• _WHAT TO WORK ON_
Look through the listing and locate every line containing the word "false"; copy those lines.

• _DATA_
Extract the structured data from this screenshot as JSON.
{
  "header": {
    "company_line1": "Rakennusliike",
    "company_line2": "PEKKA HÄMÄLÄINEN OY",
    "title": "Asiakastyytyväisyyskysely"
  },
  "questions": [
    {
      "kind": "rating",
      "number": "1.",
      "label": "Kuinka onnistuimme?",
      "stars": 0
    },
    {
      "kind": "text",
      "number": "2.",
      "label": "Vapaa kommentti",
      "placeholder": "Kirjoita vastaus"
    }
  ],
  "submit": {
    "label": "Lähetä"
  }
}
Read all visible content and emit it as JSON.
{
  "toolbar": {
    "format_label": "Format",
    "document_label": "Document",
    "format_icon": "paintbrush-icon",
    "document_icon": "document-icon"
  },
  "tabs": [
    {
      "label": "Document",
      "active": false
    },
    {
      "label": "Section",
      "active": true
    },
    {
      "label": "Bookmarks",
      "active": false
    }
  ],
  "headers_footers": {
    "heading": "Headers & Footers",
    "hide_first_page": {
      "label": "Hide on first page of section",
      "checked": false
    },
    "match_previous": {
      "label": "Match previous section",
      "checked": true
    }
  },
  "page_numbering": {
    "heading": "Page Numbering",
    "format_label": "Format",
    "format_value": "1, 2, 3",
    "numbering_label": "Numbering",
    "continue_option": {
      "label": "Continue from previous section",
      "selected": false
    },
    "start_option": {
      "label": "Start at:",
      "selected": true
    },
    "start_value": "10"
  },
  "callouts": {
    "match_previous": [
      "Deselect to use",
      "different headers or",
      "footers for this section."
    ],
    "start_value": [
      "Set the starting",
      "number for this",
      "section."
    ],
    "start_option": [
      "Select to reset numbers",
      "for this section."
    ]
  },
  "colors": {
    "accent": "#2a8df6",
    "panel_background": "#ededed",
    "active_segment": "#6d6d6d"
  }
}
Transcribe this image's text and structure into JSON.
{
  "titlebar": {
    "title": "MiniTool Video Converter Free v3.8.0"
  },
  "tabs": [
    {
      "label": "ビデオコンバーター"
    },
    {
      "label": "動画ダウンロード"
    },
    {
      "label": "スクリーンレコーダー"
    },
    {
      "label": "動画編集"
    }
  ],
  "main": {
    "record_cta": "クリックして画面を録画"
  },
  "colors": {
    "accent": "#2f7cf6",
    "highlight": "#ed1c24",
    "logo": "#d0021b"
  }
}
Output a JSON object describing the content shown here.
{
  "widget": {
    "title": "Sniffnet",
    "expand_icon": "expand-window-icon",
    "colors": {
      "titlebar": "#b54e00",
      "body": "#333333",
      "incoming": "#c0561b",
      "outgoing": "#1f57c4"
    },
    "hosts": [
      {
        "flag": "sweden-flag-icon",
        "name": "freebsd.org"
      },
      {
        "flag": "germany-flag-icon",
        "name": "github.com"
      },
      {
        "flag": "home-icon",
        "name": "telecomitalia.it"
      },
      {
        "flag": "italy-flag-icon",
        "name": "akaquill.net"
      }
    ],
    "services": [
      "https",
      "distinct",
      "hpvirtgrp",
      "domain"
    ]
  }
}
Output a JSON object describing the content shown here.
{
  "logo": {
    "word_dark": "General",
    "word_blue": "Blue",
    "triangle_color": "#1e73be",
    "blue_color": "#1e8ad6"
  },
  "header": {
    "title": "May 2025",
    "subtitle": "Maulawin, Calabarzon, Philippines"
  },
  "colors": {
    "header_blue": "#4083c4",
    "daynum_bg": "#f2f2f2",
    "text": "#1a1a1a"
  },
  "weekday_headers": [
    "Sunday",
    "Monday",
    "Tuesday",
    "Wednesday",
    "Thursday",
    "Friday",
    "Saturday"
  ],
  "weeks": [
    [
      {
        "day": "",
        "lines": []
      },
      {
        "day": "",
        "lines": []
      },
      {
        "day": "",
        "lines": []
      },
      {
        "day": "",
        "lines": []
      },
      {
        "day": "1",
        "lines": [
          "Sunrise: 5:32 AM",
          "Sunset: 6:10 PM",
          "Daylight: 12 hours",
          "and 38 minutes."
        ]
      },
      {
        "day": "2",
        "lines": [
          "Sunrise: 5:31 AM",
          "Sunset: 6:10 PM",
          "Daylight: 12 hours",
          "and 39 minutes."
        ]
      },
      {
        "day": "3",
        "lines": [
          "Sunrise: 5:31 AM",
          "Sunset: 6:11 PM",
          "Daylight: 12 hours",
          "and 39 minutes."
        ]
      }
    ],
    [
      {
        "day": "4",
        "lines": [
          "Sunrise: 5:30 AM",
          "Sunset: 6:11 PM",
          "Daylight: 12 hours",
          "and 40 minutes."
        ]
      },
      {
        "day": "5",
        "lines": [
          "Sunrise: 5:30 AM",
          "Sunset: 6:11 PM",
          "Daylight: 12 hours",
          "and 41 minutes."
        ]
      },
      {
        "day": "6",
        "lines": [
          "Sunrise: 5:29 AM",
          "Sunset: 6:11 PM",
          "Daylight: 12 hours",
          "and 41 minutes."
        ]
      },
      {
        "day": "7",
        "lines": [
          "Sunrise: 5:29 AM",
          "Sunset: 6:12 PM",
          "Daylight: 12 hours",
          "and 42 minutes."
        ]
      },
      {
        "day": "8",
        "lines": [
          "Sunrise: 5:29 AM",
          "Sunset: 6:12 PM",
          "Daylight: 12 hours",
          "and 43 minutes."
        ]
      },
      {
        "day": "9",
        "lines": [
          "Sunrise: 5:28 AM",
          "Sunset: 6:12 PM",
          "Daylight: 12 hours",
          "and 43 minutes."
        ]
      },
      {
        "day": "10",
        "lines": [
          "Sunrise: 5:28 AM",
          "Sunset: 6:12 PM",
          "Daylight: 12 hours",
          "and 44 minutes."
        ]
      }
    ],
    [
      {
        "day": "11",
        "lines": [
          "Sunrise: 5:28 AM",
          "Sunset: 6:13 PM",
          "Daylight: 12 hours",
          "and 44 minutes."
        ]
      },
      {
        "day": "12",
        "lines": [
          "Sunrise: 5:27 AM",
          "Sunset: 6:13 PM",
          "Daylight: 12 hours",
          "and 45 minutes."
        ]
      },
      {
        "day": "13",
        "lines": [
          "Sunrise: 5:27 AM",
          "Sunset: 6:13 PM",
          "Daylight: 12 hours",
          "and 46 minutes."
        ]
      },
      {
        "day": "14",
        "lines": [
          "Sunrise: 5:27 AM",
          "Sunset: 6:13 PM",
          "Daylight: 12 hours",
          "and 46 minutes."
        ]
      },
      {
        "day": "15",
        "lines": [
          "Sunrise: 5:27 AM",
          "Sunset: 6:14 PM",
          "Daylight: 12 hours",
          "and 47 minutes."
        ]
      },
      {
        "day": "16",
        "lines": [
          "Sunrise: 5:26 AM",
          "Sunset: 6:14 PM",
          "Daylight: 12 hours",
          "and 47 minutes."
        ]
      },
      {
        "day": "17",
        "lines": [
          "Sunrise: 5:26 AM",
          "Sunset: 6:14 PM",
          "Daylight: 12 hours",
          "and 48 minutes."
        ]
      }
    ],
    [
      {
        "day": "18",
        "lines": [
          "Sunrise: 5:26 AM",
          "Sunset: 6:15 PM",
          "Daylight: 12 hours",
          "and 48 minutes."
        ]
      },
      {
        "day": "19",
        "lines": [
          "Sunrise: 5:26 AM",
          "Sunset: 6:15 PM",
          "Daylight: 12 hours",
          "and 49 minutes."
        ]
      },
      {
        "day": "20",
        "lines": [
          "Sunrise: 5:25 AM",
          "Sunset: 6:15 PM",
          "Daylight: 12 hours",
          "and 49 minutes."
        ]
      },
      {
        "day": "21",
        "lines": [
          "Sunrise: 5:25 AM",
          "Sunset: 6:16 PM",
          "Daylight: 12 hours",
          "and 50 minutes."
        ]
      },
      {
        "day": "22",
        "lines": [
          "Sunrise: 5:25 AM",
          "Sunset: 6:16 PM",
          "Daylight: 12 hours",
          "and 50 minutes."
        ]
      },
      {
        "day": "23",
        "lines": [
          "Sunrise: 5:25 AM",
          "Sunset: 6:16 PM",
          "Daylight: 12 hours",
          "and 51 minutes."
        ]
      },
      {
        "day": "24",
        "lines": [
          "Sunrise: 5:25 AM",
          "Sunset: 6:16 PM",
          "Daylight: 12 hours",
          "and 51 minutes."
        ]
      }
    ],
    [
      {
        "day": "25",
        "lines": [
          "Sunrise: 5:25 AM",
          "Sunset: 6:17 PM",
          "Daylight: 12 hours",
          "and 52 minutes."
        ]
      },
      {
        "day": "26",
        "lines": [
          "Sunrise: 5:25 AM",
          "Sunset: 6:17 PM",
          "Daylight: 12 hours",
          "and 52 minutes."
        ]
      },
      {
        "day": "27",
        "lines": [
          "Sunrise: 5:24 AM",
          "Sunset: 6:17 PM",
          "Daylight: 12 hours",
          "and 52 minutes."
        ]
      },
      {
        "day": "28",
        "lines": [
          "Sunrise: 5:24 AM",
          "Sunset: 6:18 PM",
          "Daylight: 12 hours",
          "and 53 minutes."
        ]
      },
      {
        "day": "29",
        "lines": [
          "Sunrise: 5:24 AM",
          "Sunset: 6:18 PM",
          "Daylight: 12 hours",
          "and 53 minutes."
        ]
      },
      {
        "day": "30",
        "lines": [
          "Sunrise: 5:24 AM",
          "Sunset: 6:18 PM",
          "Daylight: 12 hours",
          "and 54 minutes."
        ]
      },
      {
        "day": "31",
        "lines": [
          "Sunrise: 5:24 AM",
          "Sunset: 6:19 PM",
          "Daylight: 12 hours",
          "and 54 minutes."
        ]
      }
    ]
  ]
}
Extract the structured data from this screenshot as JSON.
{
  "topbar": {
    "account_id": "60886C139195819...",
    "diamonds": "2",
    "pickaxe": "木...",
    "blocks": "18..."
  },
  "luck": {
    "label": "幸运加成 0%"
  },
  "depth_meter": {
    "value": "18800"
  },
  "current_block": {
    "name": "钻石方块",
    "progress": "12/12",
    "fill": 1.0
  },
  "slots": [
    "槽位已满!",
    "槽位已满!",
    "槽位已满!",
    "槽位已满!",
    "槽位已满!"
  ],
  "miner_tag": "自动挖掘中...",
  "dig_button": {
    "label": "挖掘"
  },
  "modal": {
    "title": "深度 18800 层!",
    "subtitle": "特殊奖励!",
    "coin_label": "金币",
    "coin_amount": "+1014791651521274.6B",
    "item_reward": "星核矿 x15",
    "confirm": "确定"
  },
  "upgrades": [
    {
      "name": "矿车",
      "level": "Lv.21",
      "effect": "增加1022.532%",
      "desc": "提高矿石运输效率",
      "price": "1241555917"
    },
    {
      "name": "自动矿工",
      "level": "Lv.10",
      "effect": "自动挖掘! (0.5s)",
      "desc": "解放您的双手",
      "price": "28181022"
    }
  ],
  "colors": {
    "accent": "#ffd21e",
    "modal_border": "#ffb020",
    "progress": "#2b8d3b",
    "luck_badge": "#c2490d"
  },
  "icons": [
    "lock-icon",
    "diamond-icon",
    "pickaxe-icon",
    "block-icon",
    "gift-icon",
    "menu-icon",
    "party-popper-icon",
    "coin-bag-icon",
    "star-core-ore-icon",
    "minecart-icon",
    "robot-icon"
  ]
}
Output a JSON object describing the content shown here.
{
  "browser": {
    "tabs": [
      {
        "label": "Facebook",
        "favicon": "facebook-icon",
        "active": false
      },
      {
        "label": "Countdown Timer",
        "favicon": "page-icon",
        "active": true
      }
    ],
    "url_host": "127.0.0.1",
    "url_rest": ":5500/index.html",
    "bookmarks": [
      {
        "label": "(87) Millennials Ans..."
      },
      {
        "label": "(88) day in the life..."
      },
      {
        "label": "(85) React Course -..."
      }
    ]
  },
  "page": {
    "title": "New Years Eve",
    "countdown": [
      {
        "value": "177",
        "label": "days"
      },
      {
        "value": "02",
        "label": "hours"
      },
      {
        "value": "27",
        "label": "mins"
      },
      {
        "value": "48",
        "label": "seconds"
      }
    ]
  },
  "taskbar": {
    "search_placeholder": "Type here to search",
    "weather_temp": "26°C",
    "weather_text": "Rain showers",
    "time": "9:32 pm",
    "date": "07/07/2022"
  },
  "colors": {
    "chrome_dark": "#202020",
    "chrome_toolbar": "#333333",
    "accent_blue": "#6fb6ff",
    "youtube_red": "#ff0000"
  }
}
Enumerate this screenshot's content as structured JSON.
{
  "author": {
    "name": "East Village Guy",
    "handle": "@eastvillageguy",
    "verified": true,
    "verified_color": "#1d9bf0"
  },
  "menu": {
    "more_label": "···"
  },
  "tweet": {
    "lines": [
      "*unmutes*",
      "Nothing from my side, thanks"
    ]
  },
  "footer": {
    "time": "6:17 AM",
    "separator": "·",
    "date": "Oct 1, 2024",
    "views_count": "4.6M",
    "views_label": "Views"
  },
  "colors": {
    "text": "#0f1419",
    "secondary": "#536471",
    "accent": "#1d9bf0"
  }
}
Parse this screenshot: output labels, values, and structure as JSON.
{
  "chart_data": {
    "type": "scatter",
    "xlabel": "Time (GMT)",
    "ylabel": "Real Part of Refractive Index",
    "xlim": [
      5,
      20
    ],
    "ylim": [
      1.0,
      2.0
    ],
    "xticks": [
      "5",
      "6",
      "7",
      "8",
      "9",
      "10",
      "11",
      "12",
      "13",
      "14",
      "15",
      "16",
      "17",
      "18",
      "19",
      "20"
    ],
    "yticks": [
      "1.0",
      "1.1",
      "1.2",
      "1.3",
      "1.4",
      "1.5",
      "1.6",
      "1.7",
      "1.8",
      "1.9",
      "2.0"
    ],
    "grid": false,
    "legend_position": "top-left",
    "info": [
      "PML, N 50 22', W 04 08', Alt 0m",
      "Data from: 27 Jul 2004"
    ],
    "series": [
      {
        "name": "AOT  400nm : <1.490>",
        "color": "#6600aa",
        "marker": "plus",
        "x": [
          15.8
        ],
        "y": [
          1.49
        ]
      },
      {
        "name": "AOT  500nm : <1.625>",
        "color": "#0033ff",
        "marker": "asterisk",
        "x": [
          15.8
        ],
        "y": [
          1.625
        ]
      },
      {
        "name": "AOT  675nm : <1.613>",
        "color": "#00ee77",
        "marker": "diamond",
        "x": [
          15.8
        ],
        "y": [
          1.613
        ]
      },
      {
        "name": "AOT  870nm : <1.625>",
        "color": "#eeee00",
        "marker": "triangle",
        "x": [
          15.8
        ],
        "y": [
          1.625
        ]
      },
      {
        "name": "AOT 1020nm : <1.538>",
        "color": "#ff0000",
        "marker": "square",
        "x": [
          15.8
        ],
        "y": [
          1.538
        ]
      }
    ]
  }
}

• _TASK RESULT_
      "active": false
      "active": false
      "checked": false
      "selected": false
        "active": false
    "grid": false,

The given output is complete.